The aroma of deep-fried dough is drifting dangerously through my back door. If there was ever an excuse needed to clear my front path of snow, I needed look no further. It’s one of the highlights of my year. In the run up to Lent a few of my neighbours set up a makeshift stall on the street next to the bar. It’s so close to home I can practically hear the oil crackling! Within five minutes I’m standing holding a crumpled paper bag filled with hot fritelle (mini deep-fried sweetened dough balls) in one hand and a glass of the local white wine in the other. The thought of waiting until I get home – less than two minutes walk – is impossible to even contemplate. I’ve never been able to resist a warm doughnut. By the time I’ve finished the wine the paper bag in my hand is looking sad and empty and I’m feeling decidedly guilty, not to mention gluttonous. But then I remind myself… that’s the whole point.
With Ash Wednesday approaching and the Spartan challenge of Lent threatening on the horizon, the race seems to be on in
to make the most of the last few days of the Carnival season. From now until next Tuesday bakeries and cake shops across the country will be frying dough by the wheelbarrow-load. That’s because after next Tuesday – known as Shrove Tuesday or Martedi Grasso – if tradition has its way, there won’t be a fried pastry to be found anywhere in the country. So ‘get them while you can’, appears to be the mantra everyone is living by because next week we fast and sacrifice. Italy
For Catholics, Lent was traditionally a time of stringent fasting--one full meal and two light meals a day coupled with an abstinence from meat and meat products. The word carnival derives from the Latin, carne levamen, or ‘to take away meat’. Although the restrictions have since been relaxed as far as Lent is concerned, Carnival remains another in

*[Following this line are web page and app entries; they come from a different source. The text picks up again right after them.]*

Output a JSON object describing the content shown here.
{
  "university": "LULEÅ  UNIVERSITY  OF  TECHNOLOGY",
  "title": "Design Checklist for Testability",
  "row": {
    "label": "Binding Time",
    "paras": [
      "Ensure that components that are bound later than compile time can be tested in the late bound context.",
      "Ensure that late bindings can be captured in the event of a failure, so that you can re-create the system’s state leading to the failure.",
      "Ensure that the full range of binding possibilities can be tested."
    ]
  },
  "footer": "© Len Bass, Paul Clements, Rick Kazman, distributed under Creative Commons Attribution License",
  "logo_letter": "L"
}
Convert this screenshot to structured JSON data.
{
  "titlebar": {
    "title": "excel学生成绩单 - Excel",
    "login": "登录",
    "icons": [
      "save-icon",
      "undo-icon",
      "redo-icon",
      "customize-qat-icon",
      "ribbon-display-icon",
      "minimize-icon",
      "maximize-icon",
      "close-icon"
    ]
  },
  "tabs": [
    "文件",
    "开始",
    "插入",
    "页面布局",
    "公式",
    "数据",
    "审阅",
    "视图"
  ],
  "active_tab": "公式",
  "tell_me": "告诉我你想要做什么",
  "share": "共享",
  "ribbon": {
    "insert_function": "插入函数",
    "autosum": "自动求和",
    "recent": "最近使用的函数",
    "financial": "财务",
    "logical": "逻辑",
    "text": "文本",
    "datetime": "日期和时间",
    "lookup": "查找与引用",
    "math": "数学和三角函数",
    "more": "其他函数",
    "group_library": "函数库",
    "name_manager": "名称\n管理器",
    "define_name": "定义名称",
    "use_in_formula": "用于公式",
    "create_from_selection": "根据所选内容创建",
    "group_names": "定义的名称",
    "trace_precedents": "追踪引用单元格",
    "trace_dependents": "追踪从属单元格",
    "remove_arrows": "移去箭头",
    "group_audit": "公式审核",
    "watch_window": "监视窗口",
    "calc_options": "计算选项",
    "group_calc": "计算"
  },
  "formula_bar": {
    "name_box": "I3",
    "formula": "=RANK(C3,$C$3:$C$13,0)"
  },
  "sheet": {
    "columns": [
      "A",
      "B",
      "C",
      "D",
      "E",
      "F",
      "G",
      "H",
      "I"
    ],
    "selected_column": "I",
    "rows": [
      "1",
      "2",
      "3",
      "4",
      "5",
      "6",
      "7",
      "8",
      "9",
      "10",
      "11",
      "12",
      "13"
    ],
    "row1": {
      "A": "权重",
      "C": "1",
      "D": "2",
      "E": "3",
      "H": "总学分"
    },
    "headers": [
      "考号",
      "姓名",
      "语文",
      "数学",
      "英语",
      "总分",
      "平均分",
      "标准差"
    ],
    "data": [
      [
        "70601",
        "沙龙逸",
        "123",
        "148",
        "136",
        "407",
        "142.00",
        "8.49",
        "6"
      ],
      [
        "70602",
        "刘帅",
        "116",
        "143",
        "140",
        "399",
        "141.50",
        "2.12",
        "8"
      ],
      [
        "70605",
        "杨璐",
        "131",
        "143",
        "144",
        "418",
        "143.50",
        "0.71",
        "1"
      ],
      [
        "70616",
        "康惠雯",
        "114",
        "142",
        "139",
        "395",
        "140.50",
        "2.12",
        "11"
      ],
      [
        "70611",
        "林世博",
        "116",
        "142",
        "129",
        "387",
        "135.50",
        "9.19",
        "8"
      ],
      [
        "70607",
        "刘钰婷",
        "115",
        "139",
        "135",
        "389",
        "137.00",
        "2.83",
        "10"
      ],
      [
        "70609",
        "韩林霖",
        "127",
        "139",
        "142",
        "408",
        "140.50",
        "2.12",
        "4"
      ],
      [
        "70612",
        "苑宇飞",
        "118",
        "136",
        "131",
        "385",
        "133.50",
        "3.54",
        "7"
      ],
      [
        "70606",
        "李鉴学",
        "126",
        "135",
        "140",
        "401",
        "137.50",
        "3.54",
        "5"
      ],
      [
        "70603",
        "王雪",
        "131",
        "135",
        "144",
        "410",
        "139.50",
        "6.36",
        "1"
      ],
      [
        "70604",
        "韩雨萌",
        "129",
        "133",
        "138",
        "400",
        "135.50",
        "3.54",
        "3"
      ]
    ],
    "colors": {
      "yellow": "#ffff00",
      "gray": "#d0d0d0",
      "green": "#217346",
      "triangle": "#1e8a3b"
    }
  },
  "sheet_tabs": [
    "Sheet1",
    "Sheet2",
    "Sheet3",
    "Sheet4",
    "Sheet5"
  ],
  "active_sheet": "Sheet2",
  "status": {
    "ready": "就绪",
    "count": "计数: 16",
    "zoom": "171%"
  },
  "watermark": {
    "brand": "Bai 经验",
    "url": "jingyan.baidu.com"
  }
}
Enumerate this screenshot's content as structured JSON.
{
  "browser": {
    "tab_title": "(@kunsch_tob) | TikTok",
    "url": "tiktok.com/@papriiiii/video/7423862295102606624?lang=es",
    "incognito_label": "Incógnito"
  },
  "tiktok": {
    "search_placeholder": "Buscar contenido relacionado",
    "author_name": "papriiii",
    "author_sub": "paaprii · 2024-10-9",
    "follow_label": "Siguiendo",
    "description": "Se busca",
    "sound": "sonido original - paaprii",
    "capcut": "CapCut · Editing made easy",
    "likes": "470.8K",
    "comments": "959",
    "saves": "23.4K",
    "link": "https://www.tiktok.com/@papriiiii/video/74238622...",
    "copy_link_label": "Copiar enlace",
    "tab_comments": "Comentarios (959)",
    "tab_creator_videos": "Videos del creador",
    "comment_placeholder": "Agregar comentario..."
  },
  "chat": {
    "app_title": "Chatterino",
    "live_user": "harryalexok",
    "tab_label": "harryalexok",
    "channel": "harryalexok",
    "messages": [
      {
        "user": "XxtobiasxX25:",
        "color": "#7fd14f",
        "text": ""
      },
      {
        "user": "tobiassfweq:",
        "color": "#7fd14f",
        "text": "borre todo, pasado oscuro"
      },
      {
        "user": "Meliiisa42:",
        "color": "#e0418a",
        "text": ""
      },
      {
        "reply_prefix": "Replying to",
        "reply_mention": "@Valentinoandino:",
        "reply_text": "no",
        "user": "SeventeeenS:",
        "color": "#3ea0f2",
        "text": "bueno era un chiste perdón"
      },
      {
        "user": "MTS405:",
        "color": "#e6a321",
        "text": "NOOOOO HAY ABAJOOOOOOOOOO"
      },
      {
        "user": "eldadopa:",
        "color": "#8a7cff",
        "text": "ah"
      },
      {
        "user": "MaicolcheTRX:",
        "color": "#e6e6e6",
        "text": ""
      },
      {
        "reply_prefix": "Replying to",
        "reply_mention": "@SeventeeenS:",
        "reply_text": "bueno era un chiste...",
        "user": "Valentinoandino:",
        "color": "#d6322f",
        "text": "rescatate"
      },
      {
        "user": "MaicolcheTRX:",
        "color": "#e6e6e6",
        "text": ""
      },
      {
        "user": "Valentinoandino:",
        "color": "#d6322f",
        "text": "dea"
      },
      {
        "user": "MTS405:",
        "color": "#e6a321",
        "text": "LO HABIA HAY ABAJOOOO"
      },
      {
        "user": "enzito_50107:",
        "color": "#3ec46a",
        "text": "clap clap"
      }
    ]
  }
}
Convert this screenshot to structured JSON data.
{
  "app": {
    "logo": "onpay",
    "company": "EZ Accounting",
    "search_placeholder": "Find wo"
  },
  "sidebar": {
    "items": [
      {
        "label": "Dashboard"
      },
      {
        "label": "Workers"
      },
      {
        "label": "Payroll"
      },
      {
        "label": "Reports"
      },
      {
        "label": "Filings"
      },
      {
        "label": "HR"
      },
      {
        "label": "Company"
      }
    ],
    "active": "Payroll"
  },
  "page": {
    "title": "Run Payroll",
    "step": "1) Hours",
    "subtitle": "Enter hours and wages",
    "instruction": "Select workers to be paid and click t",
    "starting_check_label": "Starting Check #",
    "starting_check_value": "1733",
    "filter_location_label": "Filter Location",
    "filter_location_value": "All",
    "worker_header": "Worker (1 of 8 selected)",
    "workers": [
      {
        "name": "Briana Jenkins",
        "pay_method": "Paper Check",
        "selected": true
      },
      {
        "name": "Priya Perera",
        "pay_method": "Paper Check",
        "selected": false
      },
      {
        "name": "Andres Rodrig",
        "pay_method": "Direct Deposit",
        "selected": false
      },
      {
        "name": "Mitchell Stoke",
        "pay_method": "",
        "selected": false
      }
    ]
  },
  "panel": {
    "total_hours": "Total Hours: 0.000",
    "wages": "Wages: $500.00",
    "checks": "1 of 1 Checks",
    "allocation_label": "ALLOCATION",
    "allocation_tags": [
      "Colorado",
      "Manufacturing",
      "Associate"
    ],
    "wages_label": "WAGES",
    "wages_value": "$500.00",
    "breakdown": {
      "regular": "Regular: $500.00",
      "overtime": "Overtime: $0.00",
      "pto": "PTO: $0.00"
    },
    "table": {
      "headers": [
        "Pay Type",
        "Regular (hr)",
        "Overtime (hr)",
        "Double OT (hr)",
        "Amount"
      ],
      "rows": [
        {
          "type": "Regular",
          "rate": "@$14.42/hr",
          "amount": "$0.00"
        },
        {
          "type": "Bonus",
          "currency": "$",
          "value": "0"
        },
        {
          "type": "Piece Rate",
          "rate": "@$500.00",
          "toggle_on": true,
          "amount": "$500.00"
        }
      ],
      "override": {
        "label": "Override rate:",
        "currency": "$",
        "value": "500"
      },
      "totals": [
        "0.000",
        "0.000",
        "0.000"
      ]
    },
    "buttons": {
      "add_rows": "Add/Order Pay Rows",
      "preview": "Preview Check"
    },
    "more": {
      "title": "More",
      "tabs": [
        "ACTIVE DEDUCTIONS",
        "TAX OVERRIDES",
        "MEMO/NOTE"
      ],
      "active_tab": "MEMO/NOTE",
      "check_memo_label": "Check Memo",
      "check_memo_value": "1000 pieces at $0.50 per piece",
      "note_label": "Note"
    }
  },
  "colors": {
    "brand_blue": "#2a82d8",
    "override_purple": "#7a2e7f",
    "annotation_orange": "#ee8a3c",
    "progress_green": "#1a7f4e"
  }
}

’s calendar of acceptable periods of excess. Italy
Carnival has very ancient origins. Some say it originated in Roman times when Saturnalia, the Saturn festival, and Lupercalia, the feast of the full moon, were celebrated. Today there are all sorts of carnival party.
, of course, is the most famed. It was first recorded in 1268. Every year something in the region of one million visitors from across the globe descend on the city to witness the party. I went myself a couple of years back. It’s a great experience for anyone who hasn’t been but you have to be prepared to brave the crowds. I could almost hear the streets groaning under the weight. Venice
Every town has its own take on the carnival. In
, spectacular floats parade around the city. In Ivrea in Viareggio Piedmont the whole town comes out to do battle armed with 60 tons of imported oranges. A few kilometres from home, in the small market town of Fiorenzuola, they do the Zobia. It’s hard to explain to anyone not familiar with the custom. It’s everything is not – except, that is, for the shared appetite for deep-fired pastries. Venice
Here in Castello, however, the closest we get to a celebration is the makeshift stall outside the bar. Not that I’m complaining. There’s no queuing, the company’s good and the fritelle and wine are free. What’s not to like?
The typical dolci (sweets) of carnival are fried pastries that change name depending on where in the country you happen to live. They’re known locally and in
as chiacchiere, or little gossips. In piedmont they are called bugie (or lies), cenci (rags) in Milan Tuscany, sfrappe in the and crostoli or nastri di suore (nun’s ribbons) in other parts of the country. Despite the diversity of nomenclature, and leaving aside a few minor variations in recipe, they all amount to pretty much the same thing. They are pieces of pastry, cut into various shapes and sizes, deep-fried and dusted in sugar. So you have just six days left to get frying - after that, it’s time for a little sacrifice – at least, that is, until the 19th of March, the feast day of San Giuseppe, patron saint of friers! Marche
500g plain flour
50ml olive oil
25ml white wine
4 free-range eggs, gently beaten
3 tablespoons caster sugar
½ teaspoon baking powder
Pinch of salt
Zest of an unwaxed lemon
Oil for frying
Icing sugar for dusting
Sieve the flour and baking powder onto a large work surface. Make a well in the centre and add the eggs, oil, lemon zest and wine. (I use the local white wine, a dry Ortrugo, which is slightly fizzy and I find works very well. However, it’s also commonplace to use either
or the liqueur Strega.) Using a fork, begin incorporating a little of the flour into the wet ingredients. Bring everything together to the point where you are able to knead the dough with your hands. Knead for a few minutes until you have a smooth ball of dough. Break off small tennis ball-size pieces of dough and roll to a thickness of 3mm (you can use a pasta machine for this set to its widest setting). Cut the dough into rectangles with a fluted pastry wheel and make two incisions in the middle of the rectangle. Marsala
Fry the dough in hot oil for a minute on each side. Remove from the pan with a slotted spoon and drain on kitchen paper. When cool dust with icing sugar.